What's not to love about paddleboarding on Chichester Canal
Paddleboarding on chichester canal
Chichester Canal is a gem of a place for anyone looking to start their paddleboarding journey or to simply enjoy a family day out.
Paddleboarding on Chichester Canal is a truly gentle affair with bath smooth water and often wind-free as it is surrounded by trees and bushes.
Surfs SUP Watersports head coach, Ian Phillips, has been paddling here for nearly 13 years, and in that time has enjoyed the waters for exercise and training as well as running clinics, tours and standup paddle boarding lessons.
Ian said “I love teaching sup and paddleboarding lessons on Chichester Canal. It’s a great place to enjoy and slow things down a little. You can really work on learning those new skills and building confidence, before venturing out into the harbour or sea with us.”
A small but important remnant of the old inland route from London to Portsmouth is being restored as a leisure waterway linking historic Chichester to the sea.
What is known today as the Chichester Canal is in fact part of the former Portsmouth & Arundel Canal. This was opened in 1823 and consisted of a 12-mile canal from Ford on the River Arun to Salterns and a shorter cut from Langstone Harbour to Portsmouth Harbour, connected together by a 13-mile dredged ‘bargeway’ through the natural harbours and channels between them.
Intended as a key link in a through route to London via the River Arun Navigation, Wey & Arun Junction Canal, River Wey and River Thames, it was not a success. By the time it was built, there was no real need for an inland route as larger and better ships, coupled with an end to hostilities with France, meant that the coastal route was an easier and cheaper option.
One of the few regular through cargoes carried was gold bullion from Portsmouth to the Bank of England, with armed guards on the barges.
The Ship Canal
A 1.5 mile branch led from Hunston on the main line of the canal to a basin in Chichester. This and the short connecting length of the main line from Salterns to Hunston were built to a larger gauge and equipped with iron swingbridges to enable coastal ships of over 100 tons to reach Chichester. This was the only part of the canal that enjoyed even a modest success, bringing in building materials and coal, and taking away manure. It carried trade until 1906, while the rest of the canal had been unused since the 1840s and fallen derelict soon after.

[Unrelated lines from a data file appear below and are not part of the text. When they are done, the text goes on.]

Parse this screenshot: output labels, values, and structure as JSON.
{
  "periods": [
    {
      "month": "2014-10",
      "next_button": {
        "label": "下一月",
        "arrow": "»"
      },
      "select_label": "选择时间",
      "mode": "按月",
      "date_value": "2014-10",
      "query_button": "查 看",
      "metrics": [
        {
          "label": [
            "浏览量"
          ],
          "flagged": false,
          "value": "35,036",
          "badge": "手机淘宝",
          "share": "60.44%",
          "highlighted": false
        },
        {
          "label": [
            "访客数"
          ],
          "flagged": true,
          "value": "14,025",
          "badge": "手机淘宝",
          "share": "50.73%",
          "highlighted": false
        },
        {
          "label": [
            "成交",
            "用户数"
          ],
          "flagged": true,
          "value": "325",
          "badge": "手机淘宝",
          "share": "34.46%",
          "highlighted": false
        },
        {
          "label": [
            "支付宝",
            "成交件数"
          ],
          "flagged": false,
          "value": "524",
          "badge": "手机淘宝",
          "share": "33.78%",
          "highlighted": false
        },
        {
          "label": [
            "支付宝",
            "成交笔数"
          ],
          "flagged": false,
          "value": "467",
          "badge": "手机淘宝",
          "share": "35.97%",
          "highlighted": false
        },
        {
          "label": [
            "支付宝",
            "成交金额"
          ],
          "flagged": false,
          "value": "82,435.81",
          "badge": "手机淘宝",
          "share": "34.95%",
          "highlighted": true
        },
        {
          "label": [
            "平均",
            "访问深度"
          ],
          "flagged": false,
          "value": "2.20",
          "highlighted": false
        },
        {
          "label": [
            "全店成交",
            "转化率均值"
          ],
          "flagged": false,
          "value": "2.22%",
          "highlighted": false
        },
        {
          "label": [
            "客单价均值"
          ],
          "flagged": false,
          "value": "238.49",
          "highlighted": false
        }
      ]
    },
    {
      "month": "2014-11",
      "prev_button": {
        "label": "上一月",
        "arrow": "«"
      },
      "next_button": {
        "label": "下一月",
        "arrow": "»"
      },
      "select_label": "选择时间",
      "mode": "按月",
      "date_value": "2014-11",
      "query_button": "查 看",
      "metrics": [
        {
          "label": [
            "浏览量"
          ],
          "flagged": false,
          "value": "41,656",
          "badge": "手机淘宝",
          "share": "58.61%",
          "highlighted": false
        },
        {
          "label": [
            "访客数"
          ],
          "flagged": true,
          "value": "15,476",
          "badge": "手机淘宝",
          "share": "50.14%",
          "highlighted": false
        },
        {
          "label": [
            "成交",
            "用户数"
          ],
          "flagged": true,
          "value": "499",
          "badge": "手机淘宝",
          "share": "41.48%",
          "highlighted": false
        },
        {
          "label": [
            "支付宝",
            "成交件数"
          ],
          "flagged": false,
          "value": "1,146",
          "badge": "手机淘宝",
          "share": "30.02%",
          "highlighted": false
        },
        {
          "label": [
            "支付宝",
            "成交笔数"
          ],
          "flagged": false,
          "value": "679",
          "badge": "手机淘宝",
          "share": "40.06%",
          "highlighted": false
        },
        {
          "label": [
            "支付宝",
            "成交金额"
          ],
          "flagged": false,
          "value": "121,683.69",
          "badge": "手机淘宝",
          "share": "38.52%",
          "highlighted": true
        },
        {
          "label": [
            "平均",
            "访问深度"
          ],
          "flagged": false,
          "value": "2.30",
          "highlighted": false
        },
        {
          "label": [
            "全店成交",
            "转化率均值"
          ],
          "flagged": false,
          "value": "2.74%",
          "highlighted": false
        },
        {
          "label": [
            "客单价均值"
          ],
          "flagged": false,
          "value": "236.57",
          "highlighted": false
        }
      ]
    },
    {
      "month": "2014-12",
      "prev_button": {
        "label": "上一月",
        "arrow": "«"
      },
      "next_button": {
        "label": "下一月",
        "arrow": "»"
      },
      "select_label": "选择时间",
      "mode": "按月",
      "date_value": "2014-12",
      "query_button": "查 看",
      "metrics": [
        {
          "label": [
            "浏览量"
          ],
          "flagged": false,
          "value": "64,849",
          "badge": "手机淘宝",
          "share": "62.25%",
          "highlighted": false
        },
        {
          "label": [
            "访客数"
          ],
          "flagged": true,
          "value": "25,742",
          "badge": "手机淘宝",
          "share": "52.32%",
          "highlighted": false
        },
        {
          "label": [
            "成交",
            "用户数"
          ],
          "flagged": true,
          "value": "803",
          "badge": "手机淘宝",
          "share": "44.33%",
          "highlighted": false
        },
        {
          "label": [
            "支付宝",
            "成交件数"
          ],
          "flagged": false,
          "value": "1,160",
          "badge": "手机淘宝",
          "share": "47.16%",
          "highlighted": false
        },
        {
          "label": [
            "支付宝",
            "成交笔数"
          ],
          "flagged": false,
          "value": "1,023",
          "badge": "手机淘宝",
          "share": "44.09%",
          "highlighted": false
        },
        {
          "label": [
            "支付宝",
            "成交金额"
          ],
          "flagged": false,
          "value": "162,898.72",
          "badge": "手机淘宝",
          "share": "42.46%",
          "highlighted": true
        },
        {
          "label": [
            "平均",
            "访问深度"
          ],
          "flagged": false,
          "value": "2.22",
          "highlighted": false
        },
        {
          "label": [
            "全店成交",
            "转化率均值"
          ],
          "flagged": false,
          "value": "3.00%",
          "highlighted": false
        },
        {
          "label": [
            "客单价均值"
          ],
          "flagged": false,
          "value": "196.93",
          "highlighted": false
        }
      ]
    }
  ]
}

Transferred to the City Council in 1892 (who in turn sold it to West Sussex County Council in 1957), the surviving four miles were abandoned in 1928. The entrance lock and a short length at Salterns were retained as yacht moorings prior to the building of Chichester Marina alongside; the lock is still capable of operation and a number of houseboats are moored on this length. The remainder of the route to Chichester was leased to the local angling club and gradually silted up over the following half-century. Two main road bridges were replaced by unnavigable culverts.
Be safe on the canal
The canal is a fun location, but as with anywhere with water, there are risks.
Keep off the banks and out of the verges as they’re full of wildlife and nests.
There’s a family of swans so advice there is stay clear. Don’t paddle to them or try to interact with them. Give them space.
Canal boats use the canal, and you need to give way to it. Your best way is to paddle to the side and kneel down, using the paddle to hold your position. The boat will slow as it passes you. Do not try to stand as it goes past you.
Costs for paddle boarding on the chichester canal
To paddle on the canal you need to buy either a day or years licence per person.
Currently the day price is £6.00 and a year licence is £30.00
Your money goes towards the maintenance and running of the canal.
To buy your ticket, go to the canal basin and into the cafe, where they can sort it out for, and get some tea and cake whilst you’re there.